Record extracts:
---

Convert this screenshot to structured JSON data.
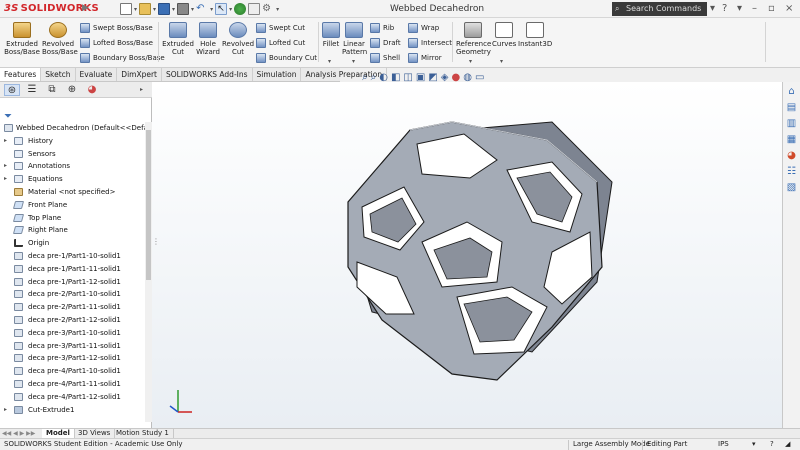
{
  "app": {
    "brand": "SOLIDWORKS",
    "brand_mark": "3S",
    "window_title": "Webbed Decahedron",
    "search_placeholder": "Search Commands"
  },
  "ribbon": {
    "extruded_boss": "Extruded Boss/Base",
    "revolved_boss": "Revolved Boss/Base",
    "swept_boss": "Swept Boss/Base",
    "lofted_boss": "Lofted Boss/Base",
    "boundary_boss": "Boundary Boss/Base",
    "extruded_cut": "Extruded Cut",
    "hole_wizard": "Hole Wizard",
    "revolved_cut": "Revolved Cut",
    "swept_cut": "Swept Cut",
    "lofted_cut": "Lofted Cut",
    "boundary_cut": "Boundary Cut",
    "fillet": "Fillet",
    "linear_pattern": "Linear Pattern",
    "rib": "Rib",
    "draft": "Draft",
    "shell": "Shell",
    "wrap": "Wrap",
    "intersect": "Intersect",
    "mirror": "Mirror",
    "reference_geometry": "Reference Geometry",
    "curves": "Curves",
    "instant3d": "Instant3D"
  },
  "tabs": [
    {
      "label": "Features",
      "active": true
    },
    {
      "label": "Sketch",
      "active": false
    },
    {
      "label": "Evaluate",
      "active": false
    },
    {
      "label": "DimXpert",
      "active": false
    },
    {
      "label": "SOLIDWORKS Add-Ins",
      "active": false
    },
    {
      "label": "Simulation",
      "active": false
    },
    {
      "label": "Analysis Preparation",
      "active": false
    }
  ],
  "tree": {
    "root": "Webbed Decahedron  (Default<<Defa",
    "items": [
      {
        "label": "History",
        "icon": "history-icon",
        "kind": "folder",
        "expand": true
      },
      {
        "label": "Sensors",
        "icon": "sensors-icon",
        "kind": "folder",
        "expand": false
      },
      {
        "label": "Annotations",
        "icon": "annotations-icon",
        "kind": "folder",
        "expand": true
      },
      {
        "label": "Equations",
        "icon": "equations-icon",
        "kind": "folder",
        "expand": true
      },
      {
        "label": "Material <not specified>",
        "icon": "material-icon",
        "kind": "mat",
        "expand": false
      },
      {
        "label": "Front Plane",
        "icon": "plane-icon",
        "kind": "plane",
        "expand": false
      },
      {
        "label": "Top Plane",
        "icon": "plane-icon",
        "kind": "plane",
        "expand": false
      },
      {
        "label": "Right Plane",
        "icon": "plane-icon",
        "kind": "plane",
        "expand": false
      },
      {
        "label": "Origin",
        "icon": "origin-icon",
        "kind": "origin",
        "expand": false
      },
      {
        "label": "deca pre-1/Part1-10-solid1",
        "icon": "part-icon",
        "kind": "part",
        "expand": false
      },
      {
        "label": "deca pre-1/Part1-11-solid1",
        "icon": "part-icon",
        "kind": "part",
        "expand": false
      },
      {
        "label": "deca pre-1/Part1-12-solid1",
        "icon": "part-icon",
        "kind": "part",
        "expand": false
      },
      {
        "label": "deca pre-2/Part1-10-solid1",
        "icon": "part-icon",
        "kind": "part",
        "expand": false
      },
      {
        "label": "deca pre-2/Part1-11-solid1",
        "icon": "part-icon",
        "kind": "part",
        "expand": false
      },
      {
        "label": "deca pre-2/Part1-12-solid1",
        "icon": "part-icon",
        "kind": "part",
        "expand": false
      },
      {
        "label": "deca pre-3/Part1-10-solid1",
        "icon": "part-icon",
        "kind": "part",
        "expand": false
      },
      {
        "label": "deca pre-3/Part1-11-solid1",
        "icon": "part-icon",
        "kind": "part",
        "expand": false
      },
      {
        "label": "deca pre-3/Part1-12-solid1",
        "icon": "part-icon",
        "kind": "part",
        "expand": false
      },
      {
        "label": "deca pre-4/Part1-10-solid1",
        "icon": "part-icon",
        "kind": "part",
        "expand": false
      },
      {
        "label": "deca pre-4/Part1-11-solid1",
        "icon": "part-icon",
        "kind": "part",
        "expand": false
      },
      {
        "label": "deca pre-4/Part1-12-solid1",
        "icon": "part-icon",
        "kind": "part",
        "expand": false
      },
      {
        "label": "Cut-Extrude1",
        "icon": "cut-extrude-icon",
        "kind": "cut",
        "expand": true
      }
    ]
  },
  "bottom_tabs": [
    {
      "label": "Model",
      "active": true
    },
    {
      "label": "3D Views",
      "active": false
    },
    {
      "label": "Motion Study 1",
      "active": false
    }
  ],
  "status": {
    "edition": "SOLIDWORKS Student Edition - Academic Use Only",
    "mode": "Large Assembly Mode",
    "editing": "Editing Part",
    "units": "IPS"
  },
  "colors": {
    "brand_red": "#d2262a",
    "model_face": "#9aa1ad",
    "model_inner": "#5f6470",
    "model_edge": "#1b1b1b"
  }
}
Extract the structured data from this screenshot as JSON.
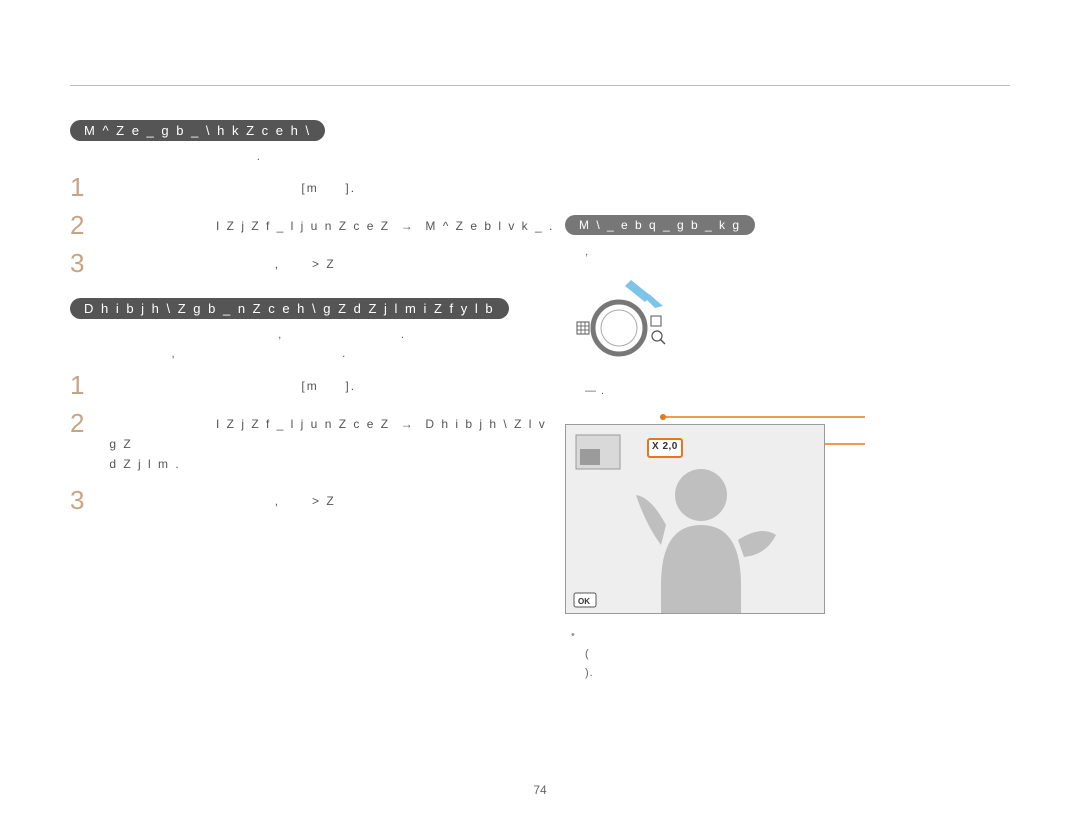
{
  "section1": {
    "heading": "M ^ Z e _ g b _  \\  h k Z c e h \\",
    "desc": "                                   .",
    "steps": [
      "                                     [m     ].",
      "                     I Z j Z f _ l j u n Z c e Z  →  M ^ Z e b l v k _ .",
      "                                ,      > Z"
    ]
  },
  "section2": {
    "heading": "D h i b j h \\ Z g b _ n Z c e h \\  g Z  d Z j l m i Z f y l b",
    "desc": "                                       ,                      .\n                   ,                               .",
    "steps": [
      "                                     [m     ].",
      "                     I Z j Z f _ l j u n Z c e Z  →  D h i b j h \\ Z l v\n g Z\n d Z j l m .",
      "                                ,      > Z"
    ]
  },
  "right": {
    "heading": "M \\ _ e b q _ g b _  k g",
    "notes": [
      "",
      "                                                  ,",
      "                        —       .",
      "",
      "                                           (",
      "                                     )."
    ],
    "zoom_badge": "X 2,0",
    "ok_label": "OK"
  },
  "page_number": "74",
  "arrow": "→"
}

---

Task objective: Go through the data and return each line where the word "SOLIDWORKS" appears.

Answer box:
    "brand": "SOLIDWORKS",
      "label": "SOLIDWORKS Add-Ins",
    "edition": "SOLIDWORKS Student Edition - Academic Use Only",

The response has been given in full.